However, the supposedly inspired pages of the Bible do serve as the only epistemic access one has available to rationally justify an assent to exclusively Christian doctrines – which is what is needed in order to argue for the rational truth of – not just Theism – but specifically the Christian version of Theism.
For this reason, I think a more relevant question to ask would be…
“Tell me, is special revelation (The Bible) a necessary epistemic condition for rational/evidential assent to beliefs that are exclusively and essentially Christian?
Of course, if the answer to my question is yes, then an attempt to argue that you cannot have knowledge of the truth values of any assertion with biblical justification only would CLEARLY be relevant to a debate on the existence of the Christian God. This is because without knowing the truth values of such biblical assertions, you could never get past mere Theism.
In our debate Max voluntarily saddled himself with the burden of providing a case for specifically Christian theism – not just Theism. In order to meet this burden, he needed some rational/evidential argument or evidence to bullet past mere Theism and arrive at Mere Christianity.
The divine lies argument is useful and relevant to a debate on the Existence of the Christian God because, if successful, it sets fire to the bridge between uninteresting forms of Theism on the one side and a rational assent to specifically Christian conceptions of God on the other.
Without such a bridge, Mr. Andrews and his cumulative case are left standing on the cliff of Theism.
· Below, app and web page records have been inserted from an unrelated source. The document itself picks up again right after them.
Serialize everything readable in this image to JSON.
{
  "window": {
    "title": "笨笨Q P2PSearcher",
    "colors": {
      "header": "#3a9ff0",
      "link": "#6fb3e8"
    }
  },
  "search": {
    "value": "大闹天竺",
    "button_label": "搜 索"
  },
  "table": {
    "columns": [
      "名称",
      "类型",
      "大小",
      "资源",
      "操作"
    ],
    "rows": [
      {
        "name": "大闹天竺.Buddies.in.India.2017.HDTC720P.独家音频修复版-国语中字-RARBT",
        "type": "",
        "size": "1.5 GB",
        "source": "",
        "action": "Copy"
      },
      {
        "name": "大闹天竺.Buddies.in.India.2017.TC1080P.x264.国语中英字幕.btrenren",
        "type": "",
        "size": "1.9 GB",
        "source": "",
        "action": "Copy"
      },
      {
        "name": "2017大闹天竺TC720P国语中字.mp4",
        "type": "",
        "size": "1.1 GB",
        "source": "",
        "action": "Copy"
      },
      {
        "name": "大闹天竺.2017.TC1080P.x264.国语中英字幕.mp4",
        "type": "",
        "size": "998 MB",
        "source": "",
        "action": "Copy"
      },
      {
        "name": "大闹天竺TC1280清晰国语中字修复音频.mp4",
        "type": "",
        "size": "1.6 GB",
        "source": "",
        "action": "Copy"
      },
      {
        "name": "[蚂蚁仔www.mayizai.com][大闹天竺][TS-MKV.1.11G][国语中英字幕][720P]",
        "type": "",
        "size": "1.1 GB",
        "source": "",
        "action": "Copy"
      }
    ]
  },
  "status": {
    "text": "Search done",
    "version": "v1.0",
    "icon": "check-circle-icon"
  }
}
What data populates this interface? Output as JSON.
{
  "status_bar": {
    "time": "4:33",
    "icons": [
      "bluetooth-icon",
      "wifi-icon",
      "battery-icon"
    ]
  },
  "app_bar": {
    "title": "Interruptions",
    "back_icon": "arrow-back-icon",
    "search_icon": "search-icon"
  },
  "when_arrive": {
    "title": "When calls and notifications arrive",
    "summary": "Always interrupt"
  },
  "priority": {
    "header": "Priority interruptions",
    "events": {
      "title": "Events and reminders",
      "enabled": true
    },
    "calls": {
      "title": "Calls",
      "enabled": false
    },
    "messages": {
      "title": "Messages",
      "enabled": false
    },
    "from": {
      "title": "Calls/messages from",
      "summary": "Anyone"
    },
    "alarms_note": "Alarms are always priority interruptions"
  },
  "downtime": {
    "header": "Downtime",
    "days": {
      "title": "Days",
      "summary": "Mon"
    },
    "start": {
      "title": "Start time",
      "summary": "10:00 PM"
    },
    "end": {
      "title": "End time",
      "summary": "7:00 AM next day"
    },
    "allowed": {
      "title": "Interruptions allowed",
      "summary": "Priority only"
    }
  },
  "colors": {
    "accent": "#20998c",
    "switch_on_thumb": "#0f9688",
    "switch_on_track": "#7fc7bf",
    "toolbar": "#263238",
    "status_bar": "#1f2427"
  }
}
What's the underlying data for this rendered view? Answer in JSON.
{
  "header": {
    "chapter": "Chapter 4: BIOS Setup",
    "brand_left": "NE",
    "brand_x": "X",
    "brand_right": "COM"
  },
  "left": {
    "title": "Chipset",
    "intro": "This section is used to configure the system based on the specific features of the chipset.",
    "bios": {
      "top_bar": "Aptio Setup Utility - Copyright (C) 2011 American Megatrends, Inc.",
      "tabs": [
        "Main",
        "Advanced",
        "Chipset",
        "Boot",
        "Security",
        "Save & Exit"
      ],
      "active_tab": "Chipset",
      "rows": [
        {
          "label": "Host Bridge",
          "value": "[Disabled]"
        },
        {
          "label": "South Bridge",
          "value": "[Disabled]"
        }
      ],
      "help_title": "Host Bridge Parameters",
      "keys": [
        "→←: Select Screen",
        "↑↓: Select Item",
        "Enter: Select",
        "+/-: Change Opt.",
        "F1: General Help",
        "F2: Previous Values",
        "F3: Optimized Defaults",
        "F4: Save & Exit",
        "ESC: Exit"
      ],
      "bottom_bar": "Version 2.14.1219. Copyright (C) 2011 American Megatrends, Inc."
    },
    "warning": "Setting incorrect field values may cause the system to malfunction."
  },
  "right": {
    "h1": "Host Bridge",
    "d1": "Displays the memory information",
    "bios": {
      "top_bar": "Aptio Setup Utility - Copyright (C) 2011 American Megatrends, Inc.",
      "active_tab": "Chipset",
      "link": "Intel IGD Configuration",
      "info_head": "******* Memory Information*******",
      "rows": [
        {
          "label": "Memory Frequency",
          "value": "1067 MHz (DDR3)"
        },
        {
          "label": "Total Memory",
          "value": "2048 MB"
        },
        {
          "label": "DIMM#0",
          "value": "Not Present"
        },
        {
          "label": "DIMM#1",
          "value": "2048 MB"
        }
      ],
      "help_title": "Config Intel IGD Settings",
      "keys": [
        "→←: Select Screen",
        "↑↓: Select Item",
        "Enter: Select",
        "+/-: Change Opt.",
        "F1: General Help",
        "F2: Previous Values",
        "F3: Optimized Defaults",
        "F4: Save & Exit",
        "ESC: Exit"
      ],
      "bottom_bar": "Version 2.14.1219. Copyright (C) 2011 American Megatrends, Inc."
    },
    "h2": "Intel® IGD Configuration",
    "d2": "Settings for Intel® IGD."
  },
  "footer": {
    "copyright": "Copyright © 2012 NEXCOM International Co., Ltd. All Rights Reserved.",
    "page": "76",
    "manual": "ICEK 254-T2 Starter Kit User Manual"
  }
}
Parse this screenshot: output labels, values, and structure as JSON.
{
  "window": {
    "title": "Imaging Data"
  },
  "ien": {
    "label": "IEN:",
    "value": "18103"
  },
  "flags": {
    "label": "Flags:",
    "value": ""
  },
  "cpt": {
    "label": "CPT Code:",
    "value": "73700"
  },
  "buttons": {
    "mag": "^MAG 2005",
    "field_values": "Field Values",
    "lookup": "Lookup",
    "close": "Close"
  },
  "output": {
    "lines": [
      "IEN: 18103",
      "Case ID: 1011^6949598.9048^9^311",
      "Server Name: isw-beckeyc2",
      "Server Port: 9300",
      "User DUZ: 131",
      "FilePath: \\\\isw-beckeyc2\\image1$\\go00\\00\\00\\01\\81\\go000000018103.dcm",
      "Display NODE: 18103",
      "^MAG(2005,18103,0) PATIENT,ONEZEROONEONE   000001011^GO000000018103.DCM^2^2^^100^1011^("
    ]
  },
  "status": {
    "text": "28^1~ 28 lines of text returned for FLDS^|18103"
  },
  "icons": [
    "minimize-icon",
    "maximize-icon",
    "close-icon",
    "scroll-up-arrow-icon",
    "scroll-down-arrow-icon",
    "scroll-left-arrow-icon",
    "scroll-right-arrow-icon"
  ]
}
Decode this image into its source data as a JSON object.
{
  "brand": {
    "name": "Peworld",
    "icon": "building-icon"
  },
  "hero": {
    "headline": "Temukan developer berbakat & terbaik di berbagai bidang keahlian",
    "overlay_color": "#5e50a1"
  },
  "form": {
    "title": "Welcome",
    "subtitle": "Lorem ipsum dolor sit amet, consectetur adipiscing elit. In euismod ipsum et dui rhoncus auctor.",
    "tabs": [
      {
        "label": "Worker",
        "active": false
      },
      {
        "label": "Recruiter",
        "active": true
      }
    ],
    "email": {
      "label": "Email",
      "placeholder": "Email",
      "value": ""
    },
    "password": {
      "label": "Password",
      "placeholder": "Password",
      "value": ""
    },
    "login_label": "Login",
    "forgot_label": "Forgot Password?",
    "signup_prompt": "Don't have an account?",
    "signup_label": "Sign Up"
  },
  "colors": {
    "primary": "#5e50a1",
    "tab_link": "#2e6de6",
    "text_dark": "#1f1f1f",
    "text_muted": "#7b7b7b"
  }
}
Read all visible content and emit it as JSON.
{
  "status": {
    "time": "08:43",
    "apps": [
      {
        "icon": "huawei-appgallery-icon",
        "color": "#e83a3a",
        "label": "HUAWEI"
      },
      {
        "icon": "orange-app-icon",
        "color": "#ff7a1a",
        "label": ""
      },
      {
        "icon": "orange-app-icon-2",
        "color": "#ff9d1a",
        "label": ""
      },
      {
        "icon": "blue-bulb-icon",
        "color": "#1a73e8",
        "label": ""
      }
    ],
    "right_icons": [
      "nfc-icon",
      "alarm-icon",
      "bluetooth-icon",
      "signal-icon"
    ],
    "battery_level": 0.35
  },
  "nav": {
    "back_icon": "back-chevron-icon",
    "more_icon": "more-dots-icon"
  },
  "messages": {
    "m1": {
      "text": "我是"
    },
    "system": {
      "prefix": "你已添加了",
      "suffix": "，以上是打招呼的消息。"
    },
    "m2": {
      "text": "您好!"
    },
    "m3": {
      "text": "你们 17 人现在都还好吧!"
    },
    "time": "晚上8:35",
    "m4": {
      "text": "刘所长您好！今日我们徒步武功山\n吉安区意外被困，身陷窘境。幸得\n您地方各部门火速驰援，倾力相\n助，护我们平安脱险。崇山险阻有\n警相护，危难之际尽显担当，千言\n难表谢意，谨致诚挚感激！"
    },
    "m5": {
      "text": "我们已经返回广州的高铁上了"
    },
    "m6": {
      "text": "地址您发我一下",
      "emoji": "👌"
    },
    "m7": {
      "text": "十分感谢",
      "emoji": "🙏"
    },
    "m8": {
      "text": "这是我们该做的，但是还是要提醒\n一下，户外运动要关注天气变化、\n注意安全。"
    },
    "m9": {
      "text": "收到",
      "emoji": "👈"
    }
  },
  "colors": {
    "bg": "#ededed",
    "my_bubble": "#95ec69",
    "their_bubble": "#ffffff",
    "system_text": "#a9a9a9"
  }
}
Stretching out before them is a seemingly endless chasm which echoes back his arguments to serve as reminders of just how far away he is from justifying his specifically Christian version of Theism.